During the construction of this dam the Army Corps of Engineers has a team of underwater welders performing work on the base of the dam. One day in the middle of a shift the team of divers surfaced in a panic. The reported seeing a monster. A monster in the form of a catfish. A catfish they say that was big enough to swallow a man. The team was ordered back to work but they refused and walked off the job. A second team submerged and surfaced telling the same story as relayed by the first team of divers. With the underwater welding at a standstill construction on the dam could not continue.
Dave’s story, while notably similar to existing accounts of “monster catfish,” gets even more interesting at this point. In this variation of the story, one of the large fish was purportedly caught, and photographs of it were even taken with a small car backed up beside the creature’s mouth for a size comparison:
This is where there is a gap in the story. I don’t know who or how but someone caught that catfish. To this day if you hike to the top of the Laurel Ridge Trail inside of the Coopers Furnace day use area you can visit a small museum and visitors center. On display in this museum are examples of local wildlife, historical artifacts, and many different photographs documenting the construction of Allatoona Dam. One of the photographs is a picture of a crowd of men standing around a giant catfish! A catfish so huge that it had an automobile backed into its mouth, An MG midget to be precise… This area is close to my home and the next time I hike to the top I will snap you a photo and pass it along.
Admittedly, I would love to see this photograph, and if anyone out there may have a copy on hand, you’re welcome to email me about it here. Worst case scenario, the location is question is just four hours away, so maybe it would be worth a trip down at some point.
Of course, the likely explanation here is that the story of the Allatoona Dam is merely one of the popular retellings of this existing urban legend, and that the photograph my friend Dave describes could have been doctored, like similar images appearing online. Then again, if indeed such an image exists, I would at least prefer to suspend judgement until I’ve seen it, rather than ruling things entirely out of hand.

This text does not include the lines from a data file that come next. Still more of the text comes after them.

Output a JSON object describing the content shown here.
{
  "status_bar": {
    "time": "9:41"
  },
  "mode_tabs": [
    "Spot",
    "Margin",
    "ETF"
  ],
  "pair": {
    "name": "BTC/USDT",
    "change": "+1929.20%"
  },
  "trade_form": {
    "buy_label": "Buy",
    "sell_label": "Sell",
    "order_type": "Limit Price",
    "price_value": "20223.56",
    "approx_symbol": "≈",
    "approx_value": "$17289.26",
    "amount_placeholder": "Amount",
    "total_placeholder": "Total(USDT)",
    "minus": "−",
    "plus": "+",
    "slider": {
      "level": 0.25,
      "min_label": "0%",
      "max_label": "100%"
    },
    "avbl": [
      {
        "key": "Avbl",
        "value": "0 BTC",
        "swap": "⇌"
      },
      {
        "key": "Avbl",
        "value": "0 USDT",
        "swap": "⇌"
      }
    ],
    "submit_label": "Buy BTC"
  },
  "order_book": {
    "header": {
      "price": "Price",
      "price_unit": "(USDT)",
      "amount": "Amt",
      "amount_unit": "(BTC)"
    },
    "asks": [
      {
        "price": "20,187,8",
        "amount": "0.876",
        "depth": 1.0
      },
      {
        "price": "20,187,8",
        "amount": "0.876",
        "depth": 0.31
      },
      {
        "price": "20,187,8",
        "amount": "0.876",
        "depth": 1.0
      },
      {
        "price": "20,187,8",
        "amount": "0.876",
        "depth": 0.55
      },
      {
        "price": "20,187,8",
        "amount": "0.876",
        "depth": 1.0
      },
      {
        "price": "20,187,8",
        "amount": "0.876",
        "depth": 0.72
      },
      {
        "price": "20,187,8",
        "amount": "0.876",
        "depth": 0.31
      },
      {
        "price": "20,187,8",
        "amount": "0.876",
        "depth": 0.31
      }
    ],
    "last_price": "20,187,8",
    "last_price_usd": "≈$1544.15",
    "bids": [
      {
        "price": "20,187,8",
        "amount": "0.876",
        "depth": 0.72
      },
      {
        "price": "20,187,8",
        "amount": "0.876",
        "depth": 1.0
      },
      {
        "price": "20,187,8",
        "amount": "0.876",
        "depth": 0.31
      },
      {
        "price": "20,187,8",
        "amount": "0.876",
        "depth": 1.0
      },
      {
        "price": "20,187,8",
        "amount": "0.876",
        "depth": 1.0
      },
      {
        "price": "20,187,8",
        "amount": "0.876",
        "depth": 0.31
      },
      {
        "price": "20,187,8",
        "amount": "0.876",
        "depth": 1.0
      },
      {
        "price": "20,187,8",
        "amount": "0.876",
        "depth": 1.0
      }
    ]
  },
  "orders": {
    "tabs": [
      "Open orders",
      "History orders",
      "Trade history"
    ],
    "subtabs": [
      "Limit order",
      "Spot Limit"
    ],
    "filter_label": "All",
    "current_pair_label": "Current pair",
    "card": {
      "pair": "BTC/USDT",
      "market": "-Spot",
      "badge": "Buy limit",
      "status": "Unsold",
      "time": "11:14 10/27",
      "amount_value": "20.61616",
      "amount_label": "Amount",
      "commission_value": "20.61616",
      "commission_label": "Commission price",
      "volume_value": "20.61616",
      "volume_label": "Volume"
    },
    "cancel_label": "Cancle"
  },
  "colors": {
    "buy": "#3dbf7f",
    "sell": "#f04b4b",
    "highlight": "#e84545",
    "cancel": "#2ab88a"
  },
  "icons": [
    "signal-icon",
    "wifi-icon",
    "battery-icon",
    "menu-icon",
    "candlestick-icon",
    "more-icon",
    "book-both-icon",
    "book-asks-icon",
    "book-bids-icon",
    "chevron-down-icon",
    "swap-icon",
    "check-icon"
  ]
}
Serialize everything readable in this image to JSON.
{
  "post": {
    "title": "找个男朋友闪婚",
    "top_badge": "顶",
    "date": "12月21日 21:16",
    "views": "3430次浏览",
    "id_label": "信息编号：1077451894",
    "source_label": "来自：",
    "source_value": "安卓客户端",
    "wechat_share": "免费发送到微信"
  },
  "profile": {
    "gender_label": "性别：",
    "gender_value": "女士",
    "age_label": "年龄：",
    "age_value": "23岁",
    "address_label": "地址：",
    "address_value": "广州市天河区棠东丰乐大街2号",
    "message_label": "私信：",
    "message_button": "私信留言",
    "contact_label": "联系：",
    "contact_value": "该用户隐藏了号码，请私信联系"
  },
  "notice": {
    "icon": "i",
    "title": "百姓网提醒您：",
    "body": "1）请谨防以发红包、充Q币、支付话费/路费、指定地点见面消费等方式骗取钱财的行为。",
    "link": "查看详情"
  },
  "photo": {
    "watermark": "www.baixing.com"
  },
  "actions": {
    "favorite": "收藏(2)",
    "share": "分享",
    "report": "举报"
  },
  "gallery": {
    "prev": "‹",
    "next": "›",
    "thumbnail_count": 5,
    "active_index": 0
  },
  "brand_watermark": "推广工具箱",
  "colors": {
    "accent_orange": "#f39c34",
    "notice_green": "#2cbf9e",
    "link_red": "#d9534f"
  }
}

Nonetheless, the similarity between the “monster catfish” stories from various locales is enough to raise red flags. A number of these stories from different places around the country (including the Allatoona Dam) can be read at this link to the Georgia Outdoor News forum. In particular, one account, shared by the user “boohoo222” offers a unique origin story for the giant catfish mythos:
“[T]hat story actually started at silver springs florida (sic). when looking through the glass bottom boats , catfish app. 40- 60 feet down , their size actually was magnified and they looked the size of small cars.”
For years, glass-bottom boats were used at Silver Springs, Florida, so that tourists could observe various fish in the unusually clear waters at the location. In this case, the species of catfish that might have been seen was the armored catfish (Pterygoplicththys multiradiatus), a tropical variety of catfish that is considered an invasive species since its introduction in Florida and other areas.
Whether this is indeed where the stories of giant “monster catfish” really began is anybody’s guess. However, the consistency between the stories from various places across the U.S. obviously seems to show that the stories were borrowed from a common earlier source, and applied to the local legends of numerous other locales.
While entertaining, they do appear to have themes in common with other urban legends about American monsters: individuals who come upon something extraordinary, and even monstrous, under unexpected (and often fear inducing) circumstances… whether it be in a secluded forest, or a lonely lover’s lane in the middle of the night… or as we see here, perhaps even the base of a dam in some deep, dark lake or river.
In lieu of all this, we’ll have to resolve that these popular legends of monster catfish must remain the “big fish tales” that they are likely to be.